The Republic of Macedonia has adopted the working definition of anti-Semitism of the International Alliance for remembering the Holocaust, the government has said in a statement. Macedonia follows Bulgaria, Romania, Lithuania, Austria, Germany, Israel, Scotland, and the United Kingdom in formally adopting the definition of the IHRA, a body in which most of the 28 EU states participate. The IHRA currently has 31 member states, as well as 11 observer countries, including Bulgaria.
The Macedonian government said that it had adopted the definition on March 6, a day after its Assembly adopted a separate declaration dedicated to 75th anniversary of Nazi deportation of 11,300 Jews from Bulgarian-administered northern Greece and Yugoslavia, who were sent to their deaths in Treblinka in 1943.
The IHRA definition, adopted by the alliance in May 2016, defines anti-Semitism as "a certain perception of Jews, which may be expressed as hatred toward Jews.

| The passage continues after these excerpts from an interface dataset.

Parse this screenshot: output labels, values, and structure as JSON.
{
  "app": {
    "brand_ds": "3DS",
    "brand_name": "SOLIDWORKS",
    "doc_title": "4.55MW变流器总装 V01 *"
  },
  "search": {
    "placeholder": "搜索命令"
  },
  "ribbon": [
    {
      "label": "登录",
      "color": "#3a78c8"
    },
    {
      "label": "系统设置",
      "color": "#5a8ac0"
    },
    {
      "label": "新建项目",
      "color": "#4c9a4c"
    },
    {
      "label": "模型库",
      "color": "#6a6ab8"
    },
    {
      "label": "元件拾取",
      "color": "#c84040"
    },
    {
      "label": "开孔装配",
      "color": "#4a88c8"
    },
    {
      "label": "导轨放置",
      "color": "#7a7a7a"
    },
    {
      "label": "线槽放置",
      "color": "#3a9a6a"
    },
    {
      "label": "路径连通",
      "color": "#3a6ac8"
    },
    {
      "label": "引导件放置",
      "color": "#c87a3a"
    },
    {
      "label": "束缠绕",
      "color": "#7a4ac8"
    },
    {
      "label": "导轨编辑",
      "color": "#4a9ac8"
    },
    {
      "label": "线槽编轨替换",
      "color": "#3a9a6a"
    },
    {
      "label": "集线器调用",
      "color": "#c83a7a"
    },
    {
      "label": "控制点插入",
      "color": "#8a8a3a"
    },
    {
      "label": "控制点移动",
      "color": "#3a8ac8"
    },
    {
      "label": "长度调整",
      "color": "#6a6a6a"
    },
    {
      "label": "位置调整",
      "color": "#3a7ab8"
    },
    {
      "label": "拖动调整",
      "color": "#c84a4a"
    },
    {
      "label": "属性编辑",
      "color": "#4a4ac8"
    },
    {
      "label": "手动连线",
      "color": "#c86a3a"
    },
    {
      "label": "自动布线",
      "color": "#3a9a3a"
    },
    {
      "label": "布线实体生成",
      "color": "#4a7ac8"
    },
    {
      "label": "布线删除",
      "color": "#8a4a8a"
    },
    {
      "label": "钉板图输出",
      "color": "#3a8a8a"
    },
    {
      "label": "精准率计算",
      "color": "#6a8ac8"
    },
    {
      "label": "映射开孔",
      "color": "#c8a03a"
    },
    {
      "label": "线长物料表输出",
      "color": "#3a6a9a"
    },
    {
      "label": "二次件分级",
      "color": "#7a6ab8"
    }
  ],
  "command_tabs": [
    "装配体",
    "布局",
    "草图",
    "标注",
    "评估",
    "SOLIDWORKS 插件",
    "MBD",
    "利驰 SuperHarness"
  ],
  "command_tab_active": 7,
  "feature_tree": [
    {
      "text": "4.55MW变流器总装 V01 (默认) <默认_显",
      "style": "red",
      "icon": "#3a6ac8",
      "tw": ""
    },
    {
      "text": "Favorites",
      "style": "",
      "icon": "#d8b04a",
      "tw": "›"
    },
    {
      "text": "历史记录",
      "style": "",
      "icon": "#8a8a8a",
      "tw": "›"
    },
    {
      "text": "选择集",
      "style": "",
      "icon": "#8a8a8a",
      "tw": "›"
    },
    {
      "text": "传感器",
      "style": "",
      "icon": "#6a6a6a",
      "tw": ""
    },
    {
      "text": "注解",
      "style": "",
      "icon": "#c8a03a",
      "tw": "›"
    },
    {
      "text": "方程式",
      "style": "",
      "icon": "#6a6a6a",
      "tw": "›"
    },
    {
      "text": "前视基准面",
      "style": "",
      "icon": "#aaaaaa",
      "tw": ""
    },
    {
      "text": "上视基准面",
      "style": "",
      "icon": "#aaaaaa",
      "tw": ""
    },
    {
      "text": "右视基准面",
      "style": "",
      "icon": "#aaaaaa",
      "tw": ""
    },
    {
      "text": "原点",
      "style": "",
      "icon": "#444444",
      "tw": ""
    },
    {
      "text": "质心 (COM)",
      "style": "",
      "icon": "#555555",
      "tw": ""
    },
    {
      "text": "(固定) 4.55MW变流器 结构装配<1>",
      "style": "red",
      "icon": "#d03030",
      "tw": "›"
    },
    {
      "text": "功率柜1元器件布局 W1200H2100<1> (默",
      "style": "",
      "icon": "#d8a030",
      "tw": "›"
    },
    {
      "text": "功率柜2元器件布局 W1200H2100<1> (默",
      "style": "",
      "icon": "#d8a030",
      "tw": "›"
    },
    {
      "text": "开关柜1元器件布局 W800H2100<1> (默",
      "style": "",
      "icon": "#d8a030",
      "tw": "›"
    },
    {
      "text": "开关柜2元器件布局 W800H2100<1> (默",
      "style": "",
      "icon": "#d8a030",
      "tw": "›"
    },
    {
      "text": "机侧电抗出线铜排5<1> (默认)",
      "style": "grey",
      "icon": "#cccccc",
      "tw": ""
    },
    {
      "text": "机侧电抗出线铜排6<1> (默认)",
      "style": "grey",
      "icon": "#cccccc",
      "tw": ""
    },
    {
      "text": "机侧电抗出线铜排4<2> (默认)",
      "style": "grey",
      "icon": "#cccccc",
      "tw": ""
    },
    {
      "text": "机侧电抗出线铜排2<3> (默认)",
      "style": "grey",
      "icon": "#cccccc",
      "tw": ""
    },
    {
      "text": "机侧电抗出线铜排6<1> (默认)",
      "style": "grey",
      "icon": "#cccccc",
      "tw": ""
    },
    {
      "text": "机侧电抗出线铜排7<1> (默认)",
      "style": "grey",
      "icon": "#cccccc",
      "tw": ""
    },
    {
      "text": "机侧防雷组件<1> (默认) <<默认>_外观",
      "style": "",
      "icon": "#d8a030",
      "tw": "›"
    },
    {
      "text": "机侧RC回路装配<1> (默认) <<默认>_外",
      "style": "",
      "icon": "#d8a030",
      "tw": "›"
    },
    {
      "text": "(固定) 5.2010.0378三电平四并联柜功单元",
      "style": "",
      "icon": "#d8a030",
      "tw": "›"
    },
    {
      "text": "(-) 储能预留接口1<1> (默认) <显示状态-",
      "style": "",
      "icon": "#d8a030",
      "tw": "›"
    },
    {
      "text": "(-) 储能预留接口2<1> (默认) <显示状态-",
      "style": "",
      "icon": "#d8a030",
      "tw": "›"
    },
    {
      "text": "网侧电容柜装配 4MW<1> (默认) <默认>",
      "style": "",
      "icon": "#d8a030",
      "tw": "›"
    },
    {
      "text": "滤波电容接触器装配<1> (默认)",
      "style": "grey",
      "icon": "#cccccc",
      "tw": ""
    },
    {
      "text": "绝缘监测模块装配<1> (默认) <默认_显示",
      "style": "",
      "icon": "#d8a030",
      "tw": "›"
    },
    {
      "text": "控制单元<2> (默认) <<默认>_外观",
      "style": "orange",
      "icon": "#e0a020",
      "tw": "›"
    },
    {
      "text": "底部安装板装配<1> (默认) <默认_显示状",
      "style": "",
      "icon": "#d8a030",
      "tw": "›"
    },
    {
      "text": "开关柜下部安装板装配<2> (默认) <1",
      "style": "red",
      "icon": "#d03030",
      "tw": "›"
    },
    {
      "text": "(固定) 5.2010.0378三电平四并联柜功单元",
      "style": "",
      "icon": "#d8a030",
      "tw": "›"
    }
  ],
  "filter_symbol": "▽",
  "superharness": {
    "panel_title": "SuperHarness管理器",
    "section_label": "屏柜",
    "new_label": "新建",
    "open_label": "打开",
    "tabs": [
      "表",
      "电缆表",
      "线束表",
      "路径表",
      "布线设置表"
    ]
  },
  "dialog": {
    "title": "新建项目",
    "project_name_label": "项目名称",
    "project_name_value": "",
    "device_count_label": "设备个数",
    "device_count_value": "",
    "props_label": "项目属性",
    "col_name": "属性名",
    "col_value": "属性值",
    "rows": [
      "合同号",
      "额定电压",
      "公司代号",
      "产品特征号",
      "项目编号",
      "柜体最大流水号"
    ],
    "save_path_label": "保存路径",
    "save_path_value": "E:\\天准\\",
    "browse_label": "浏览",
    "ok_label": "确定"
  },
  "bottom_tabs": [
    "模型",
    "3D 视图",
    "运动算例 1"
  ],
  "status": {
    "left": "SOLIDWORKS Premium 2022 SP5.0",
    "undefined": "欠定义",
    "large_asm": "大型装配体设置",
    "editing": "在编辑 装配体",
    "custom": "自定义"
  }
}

Rhetorical and physical manifestations of antisemitism are directed toward Jewish or non-Jewish individuals and/or their property, toward Jewish community institutions and religious facilities.”
The World Jewish Congress joined the Macedonian Jewish community on Sunday for the official commemoration ceremony in Skopje, Macedonia. The ceremony held in the presence of the Macedonian and Bulgarian prime ministers, and followed three days of separate events marking the March 10, 1943 rescue of 48,000 Jews in Bulgaria proper, whose deportations were halted at the intervention of clergymen, parliamentarians, members of the intelligentsia, and ordinary citizens alike.
This was the first time that a Bulgarian premier has taken part in anniversary commemorations of the deportation of Jews from the territory of the present-day Republic of Macedonia. In addressing the crowd, Bulgarian Prime Minister Boris Borisov said: "We came here to say that we did not forget the victims"
Macedonian Prime Minister Zoran Zaev warned in his remarks that "Only the ones who are blind toward history are bound to repeat it.”
Speaking at a special ceremony in Sofia on Saturday evening commemorating the anniversary, World Jewish Congress President Ronald S. Lauder praised the non-Jews who intervened in the deportation of Bulgarian Jews and noted that simultaneous tragedy of the communities in Bulgarian administered-lands.
“This anniversary, 75 years after the Jews of Bulgaria were saved, is not a completely happy story. There were 11,300 Jews living in Bulgarian-administered territories in northern Greece, Eastern Serbia, and Macedonia who were deported by the Nazis and their allies and murdered in Treblinka’s gas chambers. But we are grateful for those who were saved,” said Lauder.